The study goals were: a) to determine factors associated with diagnostic change from bipolar disorder (BPD) to other disorders and vice versa and b) to focus on subjects with diagnostic changes specifically between BPD and schizophrenia. A total of 936 subjects with at least four hospitalizations within 7 years were identified from the hospital database to study the first goal. A subset of 443 subjects with initial and final diagnoses of bipolar disorder and/or schizophrenia was used for the second goal. Sixty-eight(28.9%) of 235 subjects with an initial diagnosis of BPD changed to another diagnosis, whereas 113 (16.1%) of 701 subjects with a non-BPD diagnosis had a diagnostic change to BPD at a later episode. Only 8 of 43 subjects entering the study period with a diagnosis of schizoaffective disorder still had that diagnosis at the end of the period. Results suggest that diagnostic flux between BPD and other disorders, especially schizophrenia, is relatively frequent. Gender, ethnicity, and substance abuse/dependence have prominent roles in these diagnostic changes. Severity and variability of the course of illness and progression of concurrent substance use disorder are crucial to understanding diagnostic flow in BPD.
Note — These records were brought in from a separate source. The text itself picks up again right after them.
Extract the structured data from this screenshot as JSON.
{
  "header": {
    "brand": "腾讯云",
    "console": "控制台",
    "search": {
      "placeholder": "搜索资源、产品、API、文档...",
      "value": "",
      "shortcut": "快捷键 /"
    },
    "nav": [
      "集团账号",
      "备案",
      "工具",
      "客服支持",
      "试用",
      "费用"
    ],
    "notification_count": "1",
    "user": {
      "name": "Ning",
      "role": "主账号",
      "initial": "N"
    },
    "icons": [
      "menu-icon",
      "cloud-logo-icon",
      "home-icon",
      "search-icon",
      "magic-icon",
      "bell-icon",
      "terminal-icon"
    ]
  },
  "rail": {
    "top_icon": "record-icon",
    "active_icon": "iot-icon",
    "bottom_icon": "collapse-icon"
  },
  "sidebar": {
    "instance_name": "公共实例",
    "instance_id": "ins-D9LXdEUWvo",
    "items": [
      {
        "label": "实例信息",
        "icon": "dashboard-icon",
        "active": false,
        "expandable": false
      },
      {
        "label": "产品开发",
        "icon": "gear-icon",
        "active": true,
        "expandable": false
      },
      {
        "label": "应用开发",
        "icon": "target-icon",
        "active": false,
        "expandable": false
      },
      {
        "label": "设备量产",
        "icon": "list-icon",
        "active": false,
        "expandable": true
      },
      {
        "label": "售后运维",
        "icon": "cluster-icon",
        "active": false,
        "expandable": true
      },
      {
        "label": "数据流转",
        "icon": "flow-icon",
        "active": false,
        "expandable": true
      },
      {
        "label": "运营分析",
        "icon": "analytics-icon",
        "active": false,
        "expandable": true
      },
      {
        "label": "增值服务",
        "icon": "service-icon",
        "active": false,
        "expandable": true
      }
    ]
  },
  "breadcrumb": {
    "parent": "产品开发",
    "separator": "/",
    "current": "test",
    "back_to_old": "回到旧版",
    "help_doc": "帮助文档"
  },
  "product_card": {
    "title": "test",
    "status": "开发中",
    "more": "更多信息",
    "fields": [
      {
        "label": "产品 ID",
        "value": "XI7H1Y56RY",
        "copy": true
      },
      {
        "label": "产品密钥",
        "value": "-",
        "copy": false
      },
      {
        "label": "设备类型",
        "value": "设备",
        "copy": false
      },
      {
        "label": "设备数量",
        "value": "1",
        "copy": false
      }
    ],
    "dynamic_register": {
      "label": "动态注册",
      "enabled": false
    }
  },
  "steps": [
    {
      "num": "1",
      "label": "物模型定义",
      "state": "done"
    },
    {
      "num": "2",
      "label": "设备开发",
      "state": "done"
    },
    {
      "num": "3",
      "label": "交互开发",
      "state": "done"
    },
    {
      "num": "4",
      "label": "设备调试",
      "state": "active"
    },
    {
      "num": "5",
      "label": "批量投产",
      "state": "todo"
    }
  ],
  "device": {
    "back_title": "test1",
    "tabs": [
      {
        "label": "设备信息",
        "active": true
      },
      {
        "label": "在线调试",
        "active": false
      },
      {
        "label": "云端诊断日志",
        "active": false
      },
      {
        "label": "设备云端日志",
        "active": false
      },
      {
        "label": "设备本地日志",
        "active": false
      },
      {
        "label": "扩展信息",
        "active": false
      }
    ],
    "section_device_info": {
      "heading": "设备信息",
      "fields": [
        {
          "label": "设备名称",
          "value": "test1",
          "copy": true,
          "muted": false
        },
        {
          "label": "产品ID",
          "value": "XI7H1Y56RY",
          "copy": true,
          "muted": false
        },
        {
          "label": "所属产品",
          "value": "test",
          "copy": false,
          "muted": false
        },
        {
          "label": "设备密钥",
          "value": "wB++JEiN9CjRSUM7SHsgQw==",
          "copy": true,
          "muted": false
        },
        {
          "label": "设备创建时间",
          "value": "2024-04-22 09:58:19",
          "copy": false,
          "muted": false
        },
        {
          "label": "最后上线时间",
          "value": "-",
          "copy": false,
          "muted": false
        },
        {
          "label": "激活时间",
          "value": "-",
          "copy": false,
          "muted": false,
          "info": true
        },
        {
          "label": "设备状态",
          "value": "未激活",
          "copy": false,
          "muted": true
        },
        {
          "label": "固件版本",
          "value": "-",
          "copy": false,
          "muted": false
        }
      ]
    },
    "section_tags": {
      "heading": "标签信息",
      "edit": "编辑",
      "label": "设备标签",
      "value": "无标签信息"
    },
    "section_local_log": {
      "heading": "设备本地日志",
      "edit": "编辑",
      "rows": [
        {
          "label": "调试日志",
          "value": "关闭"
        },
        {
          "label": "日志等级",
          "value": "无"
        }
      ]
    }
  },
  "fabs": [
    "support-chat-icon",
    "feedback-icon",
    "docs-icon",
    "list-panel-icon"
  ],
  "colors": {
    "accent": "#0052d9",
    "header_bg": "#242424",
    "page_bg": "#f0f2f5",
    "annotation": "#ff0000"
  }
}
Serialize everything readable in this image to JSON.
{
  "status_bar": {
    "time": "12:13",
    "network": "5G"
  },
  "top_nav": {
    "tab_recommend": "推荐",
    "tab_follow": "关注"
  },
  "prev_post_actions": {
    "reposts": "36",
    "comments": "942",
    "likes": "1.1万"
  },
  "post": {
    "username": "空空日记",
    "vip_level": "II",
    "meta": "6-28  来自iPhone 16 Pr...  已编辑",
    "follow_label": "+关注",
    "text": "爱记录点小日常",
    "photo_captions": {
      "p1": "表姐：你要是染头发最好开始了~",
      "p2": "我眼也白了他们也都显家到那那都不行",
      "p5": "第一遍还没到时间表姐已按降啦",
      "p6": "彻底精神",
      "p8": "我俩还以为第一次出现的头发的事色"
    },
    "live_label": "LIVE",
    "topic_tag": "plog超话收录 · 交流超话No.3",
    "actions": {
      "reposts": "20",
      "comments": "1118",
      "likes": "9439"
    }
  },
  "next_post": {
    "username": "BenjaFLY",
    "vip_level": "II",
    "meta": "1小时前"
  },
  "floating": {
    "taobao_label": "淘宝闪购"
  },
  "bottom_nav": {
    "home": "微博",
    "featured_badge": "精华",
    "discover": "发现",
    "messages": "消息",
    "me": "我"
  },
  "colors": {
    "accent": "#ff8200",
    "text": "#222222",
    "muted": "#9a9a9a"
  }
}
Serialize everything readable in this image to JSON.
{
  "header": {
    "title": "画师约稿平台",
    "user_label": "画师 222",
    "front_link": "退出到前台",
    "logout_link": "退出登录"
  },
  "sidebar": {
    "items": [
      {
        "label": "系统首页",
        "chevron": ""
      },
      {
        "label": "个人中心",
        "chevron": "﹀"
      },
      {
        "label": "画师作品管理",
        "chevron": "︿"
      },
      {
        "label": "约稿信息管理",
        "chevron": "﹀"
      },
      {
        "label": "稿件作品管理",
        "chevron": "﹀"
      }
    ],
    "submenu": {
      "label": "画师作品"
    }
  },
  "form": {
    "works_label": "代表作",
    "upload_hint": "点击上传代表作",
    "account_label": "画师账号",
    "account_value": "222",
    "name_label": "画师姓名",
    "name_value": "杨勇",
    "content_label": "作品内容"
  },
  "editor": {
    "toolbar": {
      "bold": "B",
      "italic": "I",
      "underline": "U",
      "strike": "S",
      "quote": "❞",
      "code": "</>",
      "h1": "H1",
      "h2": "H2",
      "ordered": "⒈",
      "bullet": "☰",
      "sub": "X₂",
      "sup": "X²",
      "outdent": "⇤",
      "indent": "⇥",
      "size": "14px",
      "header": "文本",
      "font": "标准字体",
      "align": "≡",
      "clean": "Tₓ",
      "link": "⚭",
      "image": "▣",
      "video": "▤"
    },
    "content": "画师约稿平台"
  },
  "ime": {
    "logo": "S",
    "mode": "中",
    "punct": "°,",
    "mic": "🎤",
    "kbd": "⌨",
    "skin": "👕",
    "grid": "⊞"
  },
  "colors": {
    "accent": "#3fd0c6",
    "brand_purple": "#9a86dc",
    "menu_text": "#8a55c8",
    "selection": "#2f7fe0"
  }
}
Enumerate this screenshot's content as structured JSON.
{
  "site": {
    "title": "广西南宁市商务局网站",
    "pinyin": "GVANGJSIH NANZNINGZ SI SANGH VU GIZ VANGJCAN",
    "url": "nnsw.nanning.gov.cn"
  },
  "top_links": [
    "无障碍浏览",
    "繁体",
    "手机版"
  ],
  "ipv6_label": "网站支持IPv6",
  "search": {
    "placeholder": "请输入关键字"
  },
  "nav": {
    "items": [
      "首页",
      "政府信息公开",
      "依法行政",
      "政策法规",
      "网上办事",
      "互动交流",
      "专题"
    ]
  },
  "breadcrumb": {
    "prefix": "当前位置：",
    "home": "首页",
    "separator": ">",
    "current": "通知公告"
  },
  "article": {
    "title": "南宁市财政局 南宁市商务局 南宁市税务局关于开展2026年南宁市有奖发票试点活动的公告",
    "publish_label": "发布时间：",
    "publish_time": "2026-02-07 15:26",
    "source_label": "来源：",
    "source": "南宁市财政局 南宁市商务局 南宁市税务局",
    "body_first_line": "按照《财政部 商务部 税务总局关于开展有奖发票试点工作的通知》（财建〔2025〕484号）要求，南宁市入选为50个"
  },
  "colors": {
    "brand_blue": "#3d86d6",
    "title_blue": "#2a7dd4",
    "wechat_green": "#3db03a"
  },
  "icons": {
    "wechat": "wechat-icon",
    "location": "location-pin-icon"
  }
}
1 The University of Texas Health Science Center at Houston, Department of Psychiatry and Behavioral Sciences, Harris County Psychiatric Center, Houston, Texas.
Send reprint requests to Dr. Chen at The University of Texas at Houston Medical School, Department of Psychiatry and Behavioral Sciences, 1300 Moursund Street, Rm. 306, Houston, Texas 77030.